    Cristina - Teenie Cakes - From your scone images, the texture looks wonderful and just overall these are delicious looking scones. I look forward to trying your recipe. =)ReplyCancel

  • July 1, 2010 - 12:20 am

    baking.serendipity - These look and sound delicious! I also love that there's a little less butter and you cut the cream with some milk. Have you tried using fat free half and half ever? It sounds somewhat contradictory, but I think it works really well.ReplyCancel

  • July 1, 2010 - 3:49 am

    Joanne - Do you know how many more bags of cranberries I have in the freezer? That are absolutely begging for me to make this? Many I tell you. Many.

    I'm totally a morning person and I love a good scone. The way you described these kinda sorta makes me want to make them NOW.

    And I'm a NY Times girl myself. :)ReplyCancel

  • July 1, 2010 - 6:31 am

    The Food Apprecianado - So I do love breakfast. And I love scones. I think they are my favorite breakfast starch. Except maybe hash browns, or croissants, or… Oh, who am I kidding? I cannot wait to whip up a batch of your fantastic looking treats!ReplyCancel

  • July 2, 2010 - 4:39 am

    Angie's Recipes - I love breakfast. .these berry scones have me wish 3 breakfasts a day! They look simply irresistible!ReplyCancel

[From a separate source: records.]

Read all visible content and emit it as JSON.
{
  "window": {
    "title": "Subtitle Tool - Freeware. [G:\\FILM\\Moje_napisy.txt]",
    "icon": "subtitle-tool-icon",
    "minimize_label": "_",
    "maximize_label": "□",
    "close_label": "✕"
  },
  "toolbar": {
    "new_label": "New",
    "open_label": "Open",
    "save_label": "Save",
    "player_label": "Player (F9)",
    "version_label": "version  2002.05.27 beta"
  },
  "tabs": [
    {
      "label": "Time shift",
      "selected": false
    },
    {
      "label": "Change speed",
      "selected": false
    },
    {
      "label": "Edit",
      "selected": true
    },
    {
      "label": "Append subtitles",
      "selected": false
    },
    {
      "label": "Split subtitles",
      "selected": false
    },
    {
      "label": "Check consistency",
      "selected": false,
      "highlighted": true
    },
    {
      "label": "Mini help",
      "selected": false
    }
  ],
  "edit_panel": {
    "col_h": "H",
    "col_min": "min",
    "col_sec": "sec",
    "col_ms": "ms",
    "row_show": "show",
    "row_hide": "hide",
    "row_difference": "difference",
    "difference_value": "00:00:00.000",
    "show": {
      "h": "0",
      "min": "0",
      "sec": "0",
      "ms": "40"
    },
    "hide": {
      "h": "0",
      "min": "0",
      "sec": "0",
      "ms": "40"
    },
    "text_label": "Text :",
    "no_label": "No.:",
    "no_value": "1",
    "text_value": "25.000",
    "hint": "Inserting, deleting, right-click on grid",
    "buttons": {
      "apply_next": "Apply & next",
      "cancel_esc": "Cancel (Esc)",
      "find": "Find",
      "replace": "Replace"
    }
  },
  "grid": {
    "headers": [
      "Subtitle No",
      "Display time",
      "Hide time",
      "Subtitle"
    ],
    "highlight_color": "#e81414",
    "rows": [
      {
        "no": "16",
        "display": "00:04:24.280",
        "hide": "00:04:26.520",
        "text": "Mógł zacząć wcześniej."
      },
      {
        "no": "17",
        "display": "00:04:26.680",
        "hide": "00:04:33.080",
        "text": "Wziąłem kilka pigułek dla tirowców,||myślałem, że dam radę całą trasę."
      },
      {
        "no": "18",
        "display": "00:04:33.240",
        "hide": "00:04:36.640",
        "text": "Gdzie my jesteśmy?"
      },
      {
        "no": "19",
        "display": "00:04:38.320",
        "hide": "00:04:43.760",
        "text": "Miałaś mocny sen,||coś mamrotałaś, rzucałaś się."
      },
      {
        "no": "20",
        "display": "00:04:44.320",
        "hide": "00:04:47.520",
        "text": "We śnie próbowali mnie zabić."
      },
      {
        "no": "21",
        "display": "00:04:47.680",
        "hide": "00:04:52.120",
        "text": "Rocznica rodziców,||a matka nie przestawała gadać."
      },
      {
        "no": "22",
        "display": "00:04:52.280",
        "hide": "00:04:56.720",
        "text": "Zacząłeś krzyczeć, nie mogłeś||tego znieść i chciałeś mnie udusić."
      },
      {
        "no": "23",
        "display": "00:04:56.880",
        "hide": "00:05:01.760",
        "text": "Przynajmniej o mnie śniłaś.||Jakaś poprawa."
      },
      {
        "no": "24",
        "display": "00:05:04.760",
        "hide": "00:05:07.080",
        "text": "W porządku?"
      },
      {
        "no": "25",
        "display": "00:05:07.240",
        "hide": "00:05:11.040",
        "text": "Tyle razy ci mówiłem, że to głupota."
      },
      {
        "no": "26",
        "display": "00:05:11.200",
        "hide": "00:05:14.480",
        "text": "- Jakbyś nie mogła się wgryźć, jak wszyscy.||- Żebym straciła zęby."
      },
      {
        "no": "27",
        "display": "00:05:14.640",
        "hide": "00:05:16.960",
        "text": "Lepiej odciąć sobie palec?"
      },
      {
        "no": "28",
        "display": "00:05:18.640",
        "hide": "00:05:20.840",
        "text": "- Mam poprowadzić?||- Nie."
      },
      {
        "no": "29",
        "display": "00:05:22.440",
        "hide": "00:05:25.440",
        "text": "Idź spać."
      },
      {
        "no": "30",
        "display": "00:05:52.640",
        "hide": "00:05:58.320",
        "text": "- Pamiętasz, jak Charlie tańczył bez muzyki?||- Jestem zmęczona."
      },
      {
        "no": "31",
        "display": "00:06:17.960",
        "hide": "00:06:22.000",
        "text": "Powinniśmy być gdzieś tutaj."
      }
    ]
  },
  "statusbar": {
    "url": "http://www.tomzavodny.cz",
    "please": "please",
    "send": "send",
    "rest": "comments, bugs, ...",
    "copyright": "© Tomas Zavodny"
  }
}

  • July 2, 2010 - 4:49 am

    Liren - Brian, your scones erase from memory any hockey-puck-sad-excuse-for-a-scone-I-ever ate! I adore scones, but they must be done right, and these certainly are. I'm also a huge breakfast believer – without it, I'm not quite human, and I think that for tomorrow, I would like a scone for breakfast with my coffee!ReplyCancel

  • July 3, 2010 - 7:14 am

    hannah - wow. i need to make these. thanks for the add at foodbuzz. its 9 in the morning now – and i would love to have one. But i am going to keep them stuck in my mind until I can get fresh cranberries here.ReplyCancel

  • July 5, 2010 - 1:23 am

    Lynn - Yum! I've been thinking about making scones with some cinnamon or cardamom in them, I think I'll use your recipe as a base. Thanks!ReplyCancel

  • July 10, 2010 - 2:38 am

    Shirley - Healthy breakfast foods don't do it for me… no oatmeal and granola, please! These scones, on the other hand, fit the bill perfectly. They look so beautiful and flaky!ReplyCancel

  • October 5, 2010 - 12:42 am

    Kim - These look so darn good! The colors pop right out of the page. Great post!ReplyCancel

Your email is never published or shared. Required fields are marked *